[Page and application data records]
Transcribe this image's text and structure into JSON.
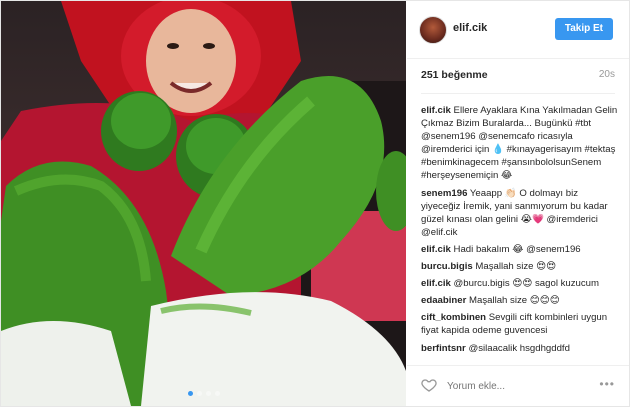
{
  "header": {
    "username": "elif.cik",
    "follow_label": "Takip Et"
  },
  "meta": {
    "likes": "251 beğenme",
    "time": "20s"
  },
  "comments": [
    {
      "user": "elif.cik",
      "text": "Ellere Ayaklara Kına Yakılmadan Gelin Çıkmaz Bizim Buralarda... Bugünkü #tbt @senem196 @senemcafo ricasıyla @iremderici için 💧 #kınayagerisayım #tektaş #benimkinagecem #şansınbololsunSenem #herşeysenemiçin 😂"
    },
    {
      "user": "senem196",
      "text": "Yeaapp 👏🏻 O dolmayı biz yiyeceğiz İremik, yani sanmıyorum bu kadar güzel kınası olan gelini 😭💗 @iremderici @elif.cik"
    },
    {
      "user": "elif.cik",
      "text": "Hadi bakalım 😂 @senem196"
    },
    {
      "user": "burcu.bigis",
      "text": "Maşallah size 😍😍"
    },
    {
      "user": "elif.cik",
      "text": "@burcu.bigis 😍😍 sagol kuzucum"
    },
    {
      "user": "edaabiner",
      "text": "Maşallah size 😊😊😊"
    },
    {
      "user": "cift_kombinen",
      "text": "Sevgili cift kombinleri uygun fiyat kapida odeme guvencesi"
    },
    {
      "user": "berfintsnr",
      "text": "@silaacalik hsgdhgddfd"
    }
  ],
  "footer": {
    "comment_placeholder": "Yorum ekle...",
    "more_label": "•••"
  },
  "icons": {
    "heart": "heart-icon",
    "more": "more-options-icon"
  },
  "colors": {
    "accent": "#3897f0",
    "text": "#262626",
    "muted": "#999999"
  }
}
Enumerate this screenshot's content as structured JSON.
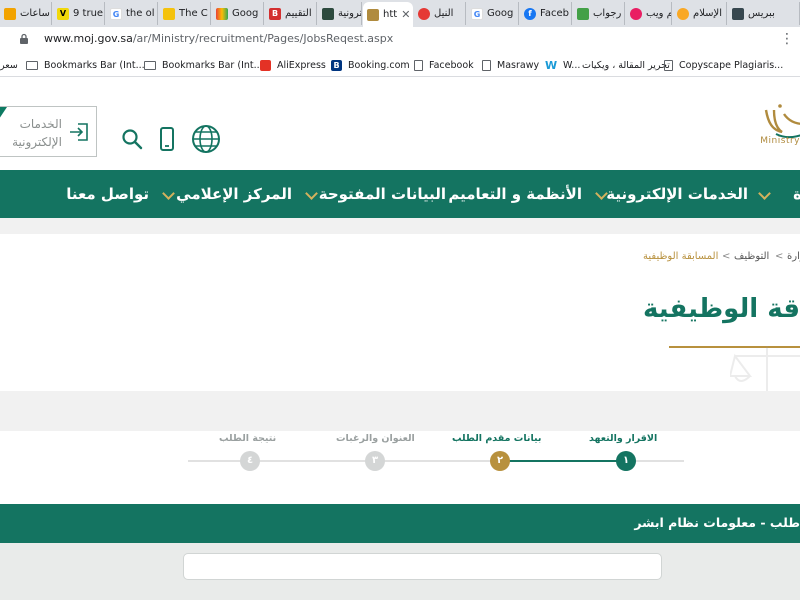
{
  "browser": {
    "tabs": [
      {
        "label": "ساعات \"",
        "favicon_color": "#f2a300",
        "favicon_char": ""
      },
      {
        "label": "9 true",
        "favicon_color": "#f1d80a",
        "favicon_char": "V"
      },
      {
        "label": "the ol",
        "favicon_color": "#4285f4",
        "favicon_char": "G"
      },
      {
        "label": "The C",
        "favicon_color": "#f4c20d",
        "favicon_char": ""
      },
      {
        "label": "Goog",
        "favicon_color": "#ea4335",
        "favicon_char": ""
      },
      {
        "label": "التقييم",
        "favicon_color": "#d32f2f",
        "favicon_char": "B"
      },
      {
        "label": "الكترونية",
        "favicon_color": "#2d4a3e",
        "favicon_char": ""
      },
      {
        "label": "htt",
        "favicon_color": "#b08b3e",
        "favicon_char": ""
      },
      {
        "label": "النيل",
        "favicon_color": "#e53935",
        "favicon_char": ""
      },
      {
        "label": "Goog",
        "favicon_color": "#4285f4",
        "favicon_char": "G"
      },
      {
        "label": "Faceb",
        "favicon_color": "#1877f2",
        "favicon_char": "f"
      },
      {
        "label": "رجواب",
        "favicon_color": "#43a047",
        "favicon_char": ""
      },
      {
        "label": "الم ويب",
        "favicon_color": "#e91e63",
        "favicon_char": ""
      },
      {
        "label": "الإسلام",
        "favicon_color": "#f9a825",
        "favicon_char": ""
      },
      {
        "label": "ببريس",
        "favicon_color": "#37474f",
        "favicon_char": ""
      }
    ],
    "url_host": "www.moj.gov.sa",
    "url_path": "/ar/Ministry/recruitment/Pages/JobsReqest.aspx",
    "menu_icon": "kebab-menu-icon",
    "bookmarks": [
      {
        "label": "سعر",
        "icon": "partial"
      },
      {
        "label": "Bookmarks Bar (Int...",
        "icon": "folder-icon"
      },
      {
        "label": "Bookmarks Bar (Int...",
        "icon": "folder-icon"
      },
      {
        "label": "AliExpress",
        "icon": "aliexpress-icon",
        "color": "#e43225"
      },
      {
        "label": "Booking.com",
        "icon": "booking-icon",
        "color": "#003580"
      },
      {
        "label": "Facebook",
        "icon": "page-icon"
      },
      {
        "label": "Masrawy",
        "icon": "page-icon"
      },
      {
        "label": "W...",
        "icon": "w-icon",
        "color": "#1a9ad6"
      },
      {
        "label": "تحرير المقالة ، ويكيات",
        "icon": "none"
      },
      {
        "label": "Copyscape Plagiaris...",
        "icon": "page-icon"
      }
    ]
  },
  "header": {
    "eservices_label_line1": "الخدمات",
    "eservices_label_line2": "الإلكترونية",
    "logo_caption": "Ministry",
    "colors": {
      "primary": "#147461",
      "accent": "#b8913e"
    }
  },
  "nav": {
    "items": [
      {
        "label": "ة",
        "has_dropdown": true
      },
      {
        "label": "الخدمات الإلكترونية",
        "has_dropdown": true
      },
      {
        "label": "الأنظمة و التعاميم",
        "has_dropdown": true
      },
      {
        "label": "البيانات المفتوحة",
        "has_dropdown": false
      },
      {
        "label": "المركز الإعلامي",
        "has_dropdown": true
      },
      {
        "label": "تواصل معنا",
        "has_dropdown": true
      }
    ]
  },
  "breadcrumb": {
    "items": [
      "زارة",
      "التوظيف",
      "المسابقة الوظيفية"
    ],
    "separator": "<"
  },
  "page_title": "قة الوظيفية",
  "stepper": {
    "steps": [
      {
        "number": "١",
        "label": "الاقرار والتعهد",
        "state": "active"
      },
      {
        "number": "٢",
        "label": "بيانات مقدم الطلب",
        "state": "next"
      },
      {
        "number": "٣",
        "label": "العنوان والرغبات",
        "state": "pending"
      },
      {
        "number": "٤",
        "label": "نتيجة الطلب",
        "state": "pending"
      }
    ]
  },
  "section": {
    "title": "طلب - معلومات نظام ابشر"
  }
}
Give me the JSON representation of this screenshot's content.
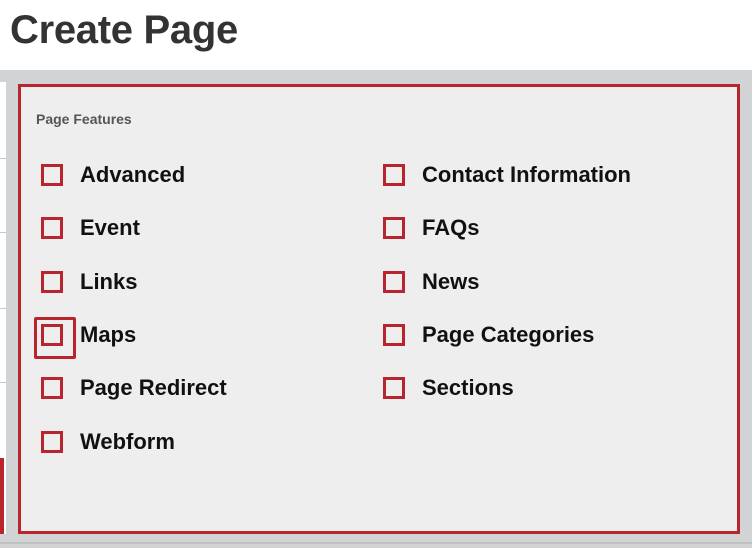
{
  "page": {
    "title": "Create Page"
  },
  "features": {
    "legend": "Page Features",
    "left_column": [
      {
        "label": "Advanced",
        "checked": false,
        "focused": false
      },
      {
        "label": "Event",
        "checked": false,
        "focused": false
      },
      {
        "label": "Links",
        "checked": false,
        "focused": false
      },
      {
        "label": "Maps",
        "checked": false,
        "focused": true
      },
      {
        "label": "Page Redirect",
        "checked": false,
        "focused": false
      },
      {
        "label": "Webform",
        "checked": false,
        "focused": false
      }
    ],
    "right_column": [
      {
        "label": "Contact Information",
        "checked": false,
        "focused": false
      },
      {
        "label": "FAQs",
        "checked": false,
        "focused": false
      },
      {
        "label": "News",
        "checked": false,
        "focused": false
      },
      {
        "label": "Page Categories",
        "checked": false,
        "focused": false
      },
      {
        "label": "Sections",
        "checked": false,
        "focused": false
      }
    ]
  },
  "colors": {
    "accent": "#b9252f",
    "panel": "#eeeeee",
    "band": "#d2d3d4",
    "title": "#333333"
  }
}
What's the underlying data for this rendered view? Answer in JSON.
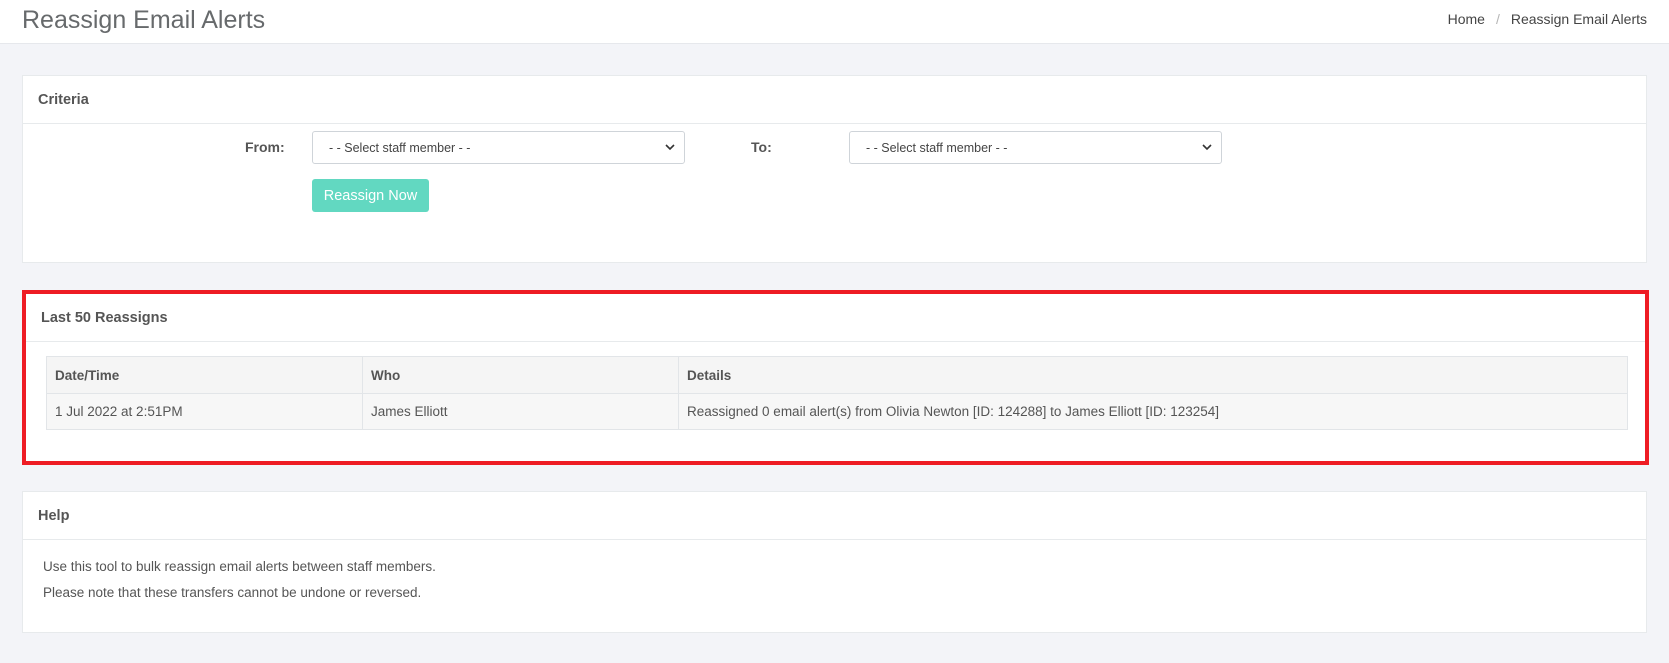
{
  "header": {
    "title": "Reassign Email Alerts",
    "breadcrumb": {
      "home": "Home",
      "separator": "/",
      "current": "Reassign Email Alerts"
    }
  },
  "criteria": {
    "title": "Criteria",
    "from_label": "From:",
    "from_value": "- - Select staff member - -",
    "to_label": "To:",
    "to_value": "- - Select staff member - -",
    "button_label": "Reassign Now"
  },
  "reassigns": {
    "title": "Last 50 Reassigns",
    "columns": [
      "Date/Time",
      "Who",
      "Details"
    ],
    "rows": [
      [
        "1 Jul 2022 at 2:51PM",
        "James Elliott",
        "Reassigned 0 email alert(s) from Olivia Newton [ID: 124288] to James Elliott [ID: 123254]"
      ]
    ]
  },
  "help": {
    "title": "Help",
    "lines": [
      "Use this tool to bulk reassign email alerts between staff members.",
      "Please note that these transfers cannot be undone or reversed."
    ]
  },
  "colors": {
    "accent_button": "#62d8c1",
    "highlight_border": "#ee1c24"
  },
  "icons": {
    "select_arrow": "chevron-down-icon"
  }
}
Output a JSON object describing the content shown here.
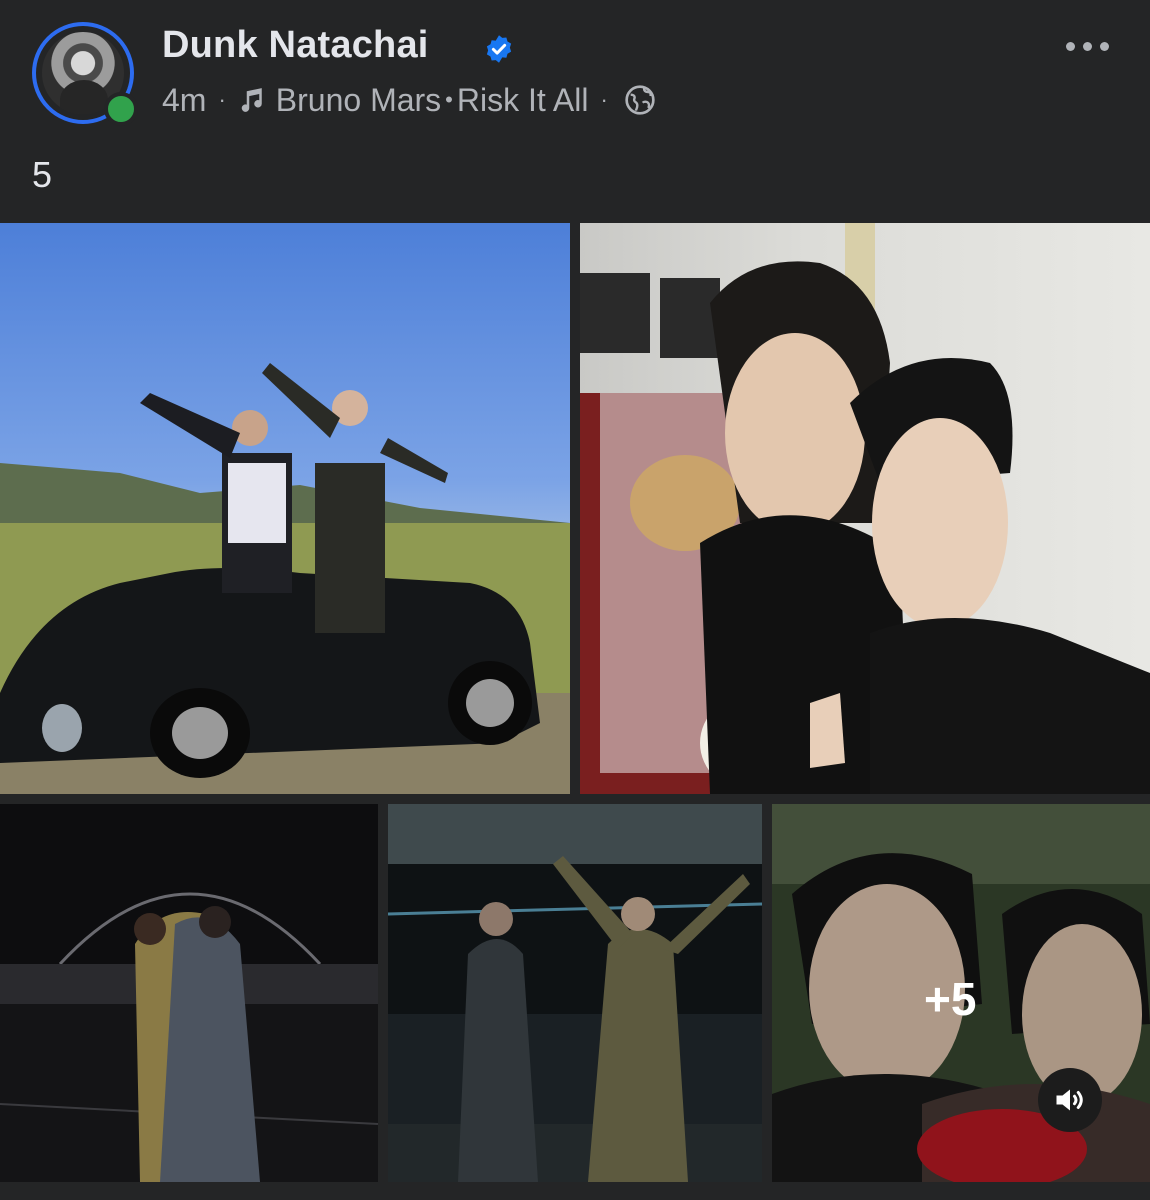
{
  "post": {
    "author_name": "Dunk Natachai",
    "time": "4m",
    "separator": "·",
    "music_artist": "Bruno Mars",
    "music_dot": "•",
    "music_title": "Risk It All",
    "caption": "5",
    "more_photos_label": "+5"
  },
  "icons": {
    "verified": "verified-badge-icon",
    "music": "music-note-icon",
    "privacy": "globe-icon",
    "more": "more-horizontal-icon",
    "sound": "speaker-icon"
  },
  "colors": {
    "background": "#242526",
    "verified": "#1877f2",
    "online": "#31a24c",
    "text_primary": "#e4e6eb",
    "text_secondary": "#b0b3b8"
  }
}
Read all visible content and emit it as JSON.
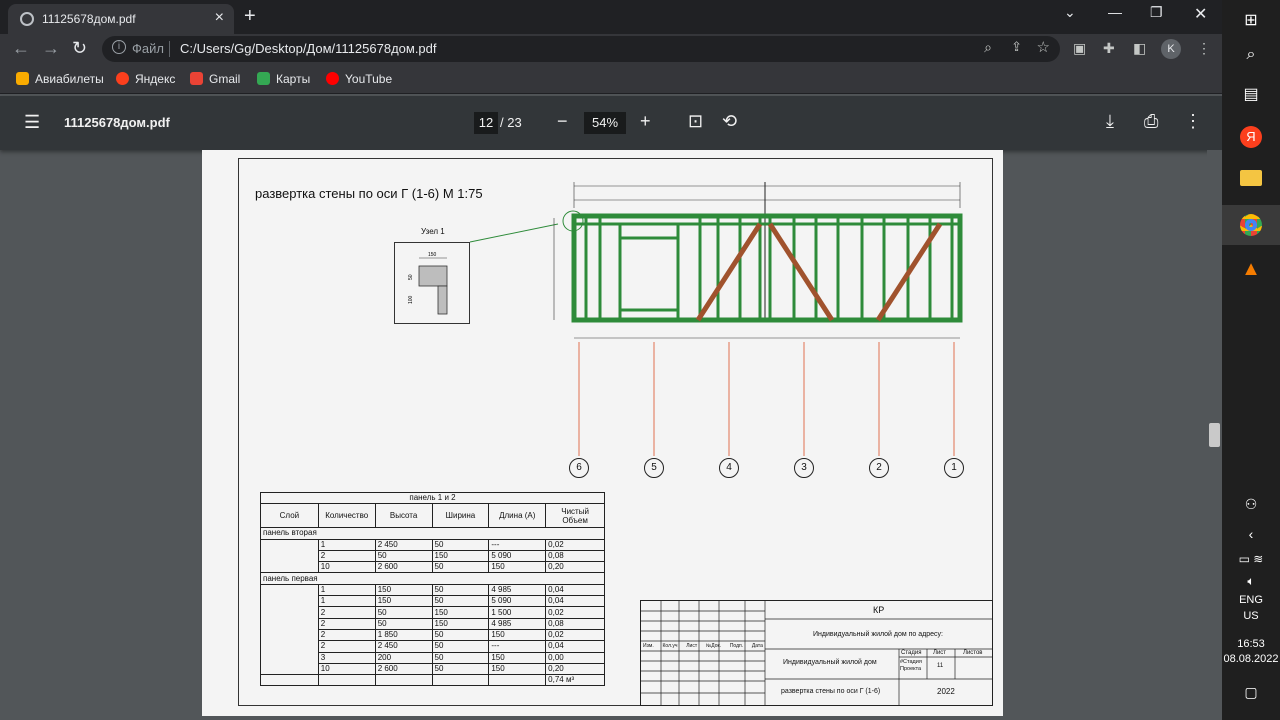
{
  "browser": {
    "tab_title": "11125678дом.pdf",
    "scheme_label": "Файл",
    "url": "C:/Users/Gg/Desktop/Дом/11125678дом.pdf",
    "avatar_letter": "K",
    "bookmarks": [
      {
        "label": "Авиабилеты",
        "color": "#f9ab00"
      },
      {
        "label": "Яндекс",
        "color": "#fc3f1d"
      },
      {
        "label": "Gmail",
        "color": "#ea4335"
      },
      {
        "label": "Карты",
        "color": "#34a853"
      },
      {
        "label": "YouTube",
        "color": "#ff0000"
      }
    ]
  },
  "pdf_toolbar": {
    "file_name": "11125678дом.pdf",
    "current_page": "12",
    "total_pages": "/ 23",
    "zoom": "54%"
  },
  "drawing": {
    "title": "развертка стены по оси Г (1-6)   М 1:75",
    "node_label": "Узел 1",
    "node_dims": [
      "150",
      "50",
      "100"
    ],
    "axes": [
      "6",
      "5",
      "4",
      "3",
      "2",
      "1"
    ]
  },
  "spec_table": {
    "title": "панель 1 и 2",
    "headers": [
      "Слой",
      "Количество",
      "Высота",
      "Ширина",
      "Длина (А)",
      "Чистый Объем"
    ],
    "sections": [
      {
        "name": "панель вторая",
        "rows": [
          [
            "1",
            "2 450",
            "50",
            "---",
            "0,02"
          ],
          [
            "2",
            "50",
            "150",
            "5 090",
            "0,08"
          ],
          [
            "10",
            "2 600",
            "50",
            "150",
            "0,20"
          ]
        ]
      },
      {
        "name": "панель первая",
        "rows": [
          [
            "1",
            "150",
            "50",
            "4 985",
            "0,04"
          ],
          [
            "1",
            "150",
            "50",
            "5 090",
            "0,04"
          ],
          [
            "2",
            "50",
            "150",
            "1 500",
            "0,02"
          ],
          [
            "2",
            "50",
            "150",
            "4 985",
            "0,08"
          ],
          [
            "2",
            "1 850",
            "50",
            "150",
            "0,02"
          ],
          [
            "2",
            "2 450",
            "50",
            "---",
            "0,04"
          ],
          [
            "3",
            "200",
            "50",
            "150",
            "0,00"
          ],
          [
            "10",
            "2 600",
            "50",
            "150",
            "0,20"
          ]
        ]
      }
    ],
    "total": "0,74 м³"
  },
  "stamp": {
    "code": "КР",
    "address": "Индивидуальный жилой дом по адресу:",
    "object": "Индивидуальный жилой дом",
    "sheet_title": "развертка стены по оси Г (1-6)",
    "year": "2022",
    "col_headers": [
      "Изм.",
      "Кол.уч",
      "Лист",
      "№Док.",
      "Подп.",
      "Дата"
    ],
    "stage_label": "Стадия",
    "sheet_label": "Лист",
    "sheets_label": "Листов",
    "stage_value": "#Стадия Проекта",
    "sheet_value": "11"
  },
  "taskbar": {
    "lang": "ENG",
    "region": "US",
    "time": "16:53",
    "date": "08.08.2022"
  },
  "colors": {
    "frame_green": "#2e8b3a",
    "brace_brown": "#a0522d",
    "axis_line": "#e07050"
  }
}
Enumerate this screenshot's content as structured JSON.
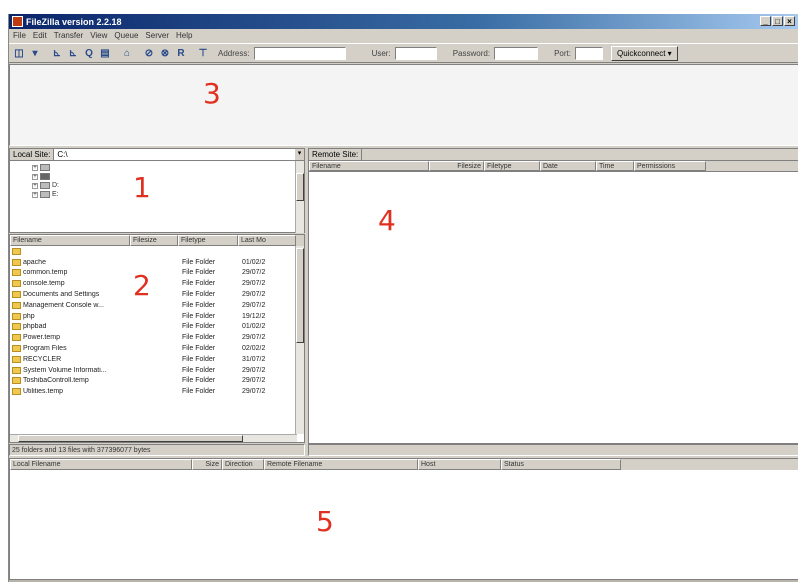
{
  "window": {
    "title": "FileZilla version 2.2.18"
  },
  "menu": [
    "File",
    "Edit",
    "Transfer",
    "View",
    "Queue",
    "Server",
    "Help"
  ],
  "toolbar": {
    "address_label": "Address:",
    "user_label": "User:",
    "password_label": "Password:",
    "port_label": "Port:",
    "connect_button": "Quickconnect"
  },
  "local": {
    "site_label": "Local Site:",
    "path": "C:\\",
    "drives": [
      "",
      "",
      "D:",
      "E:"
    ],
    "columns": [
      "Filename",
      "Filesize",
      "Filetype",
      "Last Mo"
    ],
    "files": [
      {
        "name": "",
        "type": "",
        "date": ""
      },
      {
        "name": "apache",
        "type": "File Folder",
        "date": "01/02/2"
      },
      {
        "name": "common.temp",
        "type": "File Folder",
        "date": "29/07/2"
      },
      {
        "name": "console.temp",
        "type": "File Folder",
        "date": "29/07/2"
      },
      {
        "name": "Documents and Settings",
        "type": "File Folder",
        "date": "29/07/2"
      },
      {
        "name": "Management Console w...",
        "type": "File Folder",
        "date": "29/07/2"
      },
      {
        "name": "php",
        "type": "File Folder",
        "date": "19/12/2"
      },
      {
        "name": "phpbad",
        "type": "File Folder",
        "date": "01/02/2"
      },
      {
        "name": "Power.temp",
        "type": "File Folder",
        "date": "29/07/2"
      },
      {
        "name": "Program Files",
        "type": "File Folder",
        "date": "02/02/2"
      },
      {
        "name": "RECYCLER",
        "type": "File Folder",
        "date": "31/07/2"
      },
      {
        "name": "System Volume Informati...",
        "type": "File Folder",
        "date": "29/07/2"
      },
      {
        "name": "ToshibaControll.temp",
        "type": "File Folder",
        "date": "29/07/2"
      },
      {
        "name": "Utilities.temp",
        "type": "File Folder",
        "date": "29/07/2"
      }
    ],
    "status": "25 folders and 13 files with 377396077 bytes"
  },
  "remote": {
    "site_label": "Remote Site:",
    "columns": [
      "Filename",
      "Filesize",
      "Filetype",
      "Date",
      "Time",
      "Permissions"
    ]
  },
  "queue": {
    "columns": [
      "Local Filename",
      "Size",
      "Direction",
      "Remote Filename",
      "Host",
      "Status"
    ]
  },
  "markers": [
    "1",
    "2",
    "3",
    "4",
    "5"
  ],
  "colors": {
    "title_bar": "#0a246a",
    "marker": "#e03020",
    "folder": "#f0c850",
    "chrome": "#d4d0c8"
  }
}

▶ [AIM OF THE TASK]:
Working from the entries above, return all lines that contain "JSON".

▶ [WORKED SOLUTION]:
Transcribe this image's text and structure into JSON.
Enumerate this screenshot's content as structured JSON.
Give me the JSON representation of this screenshot's content.
What's the underlying data for this rendered view? Answer in JSON.
Output a JSON object describing the content shown here.
Read all visible content and emit it as JSON.
Enumerate this screenshot's content as structured JSON.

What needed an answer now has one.